Baba Baghel Singh
Baba Baghel Singh (1730 – 1802) was born in village Jhabal, District Amritsar. From humble beginnings he arose to become a formidable force in the area between River Sutlej and River Yamuna.
Karora Singh, head of the Karorsinghia Misl, was issue less and had adopted his personal servant, Baghel Singh, as his successor. After the death of Karora Singh in the battle of Taraori against the Nawab of Kunjpur in 1761, Baghel Singh who belonged to a poor Dhalival family succeeded him as head of the Karorsinghia Misl.As well as being a good soldier, Baba Baghel Singh was a very good political negotiator and was able to win over many an adversary to his side. The Mughals, the Ruhilas, the Marathas and British sought his friendship.
Baba Baghel Singh turned his attention towards the cis-Yamuna territories. Soon the Sikhs were invading territories in Delhi and beyond, including Meerut, Awadh, collecting tribute from the Nawabs of each area. He is celebrated in Sikh history as the vanquisher of Mughal Delhi.On 8 March 1783, Baghel Singh and Jassa Singh Ahluwalia encamped at a place later named as Tis Hazari, after the 30,000 troops of the Buddha Dal that were present there. This location has become synomous with the name of Baghel Singh. On the 11th of March 1783, the Khalsa forces composed of Buddha Dal chief, Jassa Singh Ahluwalia and Baba Baghel Singh entered the Red Fort(Lal Quila) in Delhi and occupied the Diwan-i-Am (Hall of Public Audience). The Mughal Ruler, Shah Alam II had no option but to surrender to the Khalsa armies. The forces of Jassa Singh Ramgharia were also present and took away the infamous ‘sill’ of platform of the Mughal ruler.

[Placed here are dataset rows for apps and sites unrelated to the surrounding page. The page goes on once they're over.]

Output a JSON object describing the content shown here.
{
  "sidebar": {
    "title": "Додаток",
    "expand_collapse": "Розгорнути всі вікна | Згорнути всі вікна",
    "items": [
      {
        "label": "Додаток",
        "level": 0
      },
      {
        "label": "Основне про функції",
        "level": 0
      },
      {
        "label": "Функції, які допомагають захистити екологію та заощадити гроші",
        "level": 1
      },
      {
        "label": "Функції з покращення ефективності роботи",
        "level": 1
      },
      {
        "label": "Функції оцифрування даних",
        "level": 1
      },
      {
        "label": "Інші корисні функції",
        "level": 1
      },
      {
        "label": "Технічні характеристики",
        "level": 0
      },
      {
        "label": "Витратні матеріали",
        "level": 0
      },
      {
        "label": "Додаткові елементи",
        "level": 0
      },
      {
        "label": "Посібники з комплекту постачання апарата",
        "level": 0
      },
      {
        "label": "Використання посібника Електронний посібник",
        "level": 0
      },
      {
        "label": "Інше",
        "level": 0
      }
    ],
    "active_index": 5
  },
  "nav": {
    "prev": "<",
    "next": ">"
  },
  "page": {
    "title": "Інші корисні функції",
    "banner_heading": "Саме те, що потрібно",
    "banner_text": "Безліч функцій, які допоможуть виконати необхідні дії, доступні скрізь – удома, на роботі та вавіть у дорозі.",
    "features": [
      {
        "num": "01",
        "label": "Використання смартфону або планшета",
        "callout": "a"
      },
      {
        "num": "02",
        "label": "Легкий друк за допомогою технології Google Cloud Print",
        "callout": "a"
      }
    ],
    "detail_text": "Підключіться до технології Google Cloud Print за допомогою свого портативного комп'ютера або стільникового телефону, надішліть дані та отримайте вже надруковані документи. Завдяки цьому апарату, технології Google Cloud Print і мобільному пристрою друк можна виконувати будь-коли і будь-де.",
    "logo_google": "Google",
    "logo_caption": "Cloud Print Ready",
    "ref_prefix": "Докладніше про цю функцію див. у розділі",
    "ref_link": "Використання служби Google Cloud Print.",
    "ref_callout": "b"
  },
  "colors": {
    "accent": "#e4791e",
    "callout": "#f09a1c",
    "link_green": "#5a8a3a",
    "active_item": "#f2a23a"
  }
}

Sikhs marching to the Red fort in 2014 to mark Delhi Fateh Diwas
Baghel Singh remained in Delhi and built seven Gurudwaras to mark Sikh interests: Gurdwara Mata Sundri, Gurdwara Bangla Sahib, Gurdwara Bala Sahib,Gurdwara Rakab Ganj,Gurdwara Sis Ganj, Gurdwara Moti Bagh, and Gurdwara Majnu Ka Tilla. The Khalsa as part of their negotiations received taxes from the Mughals, Warren Hasting, Governor-General of India(1773 to 1785) recorded in a minute presented to his council:
‘While I was in Lucknow, they (Sikhs) carried their depredations to the very suburbs of Delhi, where two of their officers actually reside in a quarter called Subzi Mandi, which is chiefly occupied by shopkeepers, for the double purpose of levying their rauky (which is the name given to that contribution) and of protecting the inhabitants from the marauders of their own nations.’
Seven Gurdwaras built by Baba Baghel Singh in Delhi.
The SMI is working on rare documents related to takeover of Delhi by the Khalsa and preliminary work shows how anxious the the British were when Baghel Singh took over Delhi.
The Delhi Sikh Gurdwara Management committee (DSGMC) will organise a two-day commemorative event Delhi Fateh Diwas on the 12th-13th March to mark the Khalsa’s victory on Delhi in 1783.